(Web page and app entries)

__________________________________________________

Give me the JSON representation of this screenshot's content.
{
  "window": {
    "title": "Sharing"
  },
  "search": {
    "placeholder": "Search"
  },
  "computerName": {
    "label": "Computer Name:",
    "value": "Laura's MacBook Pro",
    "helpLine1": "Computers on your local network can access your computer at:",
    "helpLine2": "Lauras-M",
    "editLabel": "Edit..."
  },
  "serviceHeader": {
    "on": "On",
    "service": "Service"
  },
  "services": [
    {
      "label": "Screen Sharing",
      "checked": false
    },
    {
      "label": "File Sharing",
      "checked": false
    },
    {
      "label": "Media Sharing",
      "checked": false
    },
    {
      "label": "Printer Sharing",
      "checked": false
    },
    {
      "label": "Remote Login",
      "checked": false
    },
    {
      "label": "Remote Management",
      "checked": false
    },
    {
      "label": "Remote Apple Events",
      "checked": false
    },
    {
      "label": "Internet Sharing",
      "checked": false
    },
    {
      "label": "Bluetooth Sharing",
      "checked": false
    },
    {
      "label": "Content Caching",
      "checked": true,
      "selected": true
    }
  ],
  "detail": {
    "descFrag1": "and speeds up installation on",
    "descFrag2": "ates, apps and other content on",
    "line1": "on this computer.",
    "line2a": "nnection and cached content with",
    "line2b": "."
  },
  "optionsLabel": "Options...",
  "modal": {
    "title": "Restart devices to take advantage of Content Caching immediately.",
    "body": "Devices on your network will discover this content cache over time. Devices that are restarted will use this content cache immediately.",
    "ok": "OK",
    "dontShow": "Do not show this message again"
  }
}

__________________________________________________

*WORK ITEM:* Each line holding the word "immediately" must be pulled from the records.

*WRITTEN RESPONSE:*
    "title": "Restart devices to take advantage of Content Caching immediately.",
    "body": "Devices on your network will discover this content cache over time. Devices that are restarted will use this content cache immediately.",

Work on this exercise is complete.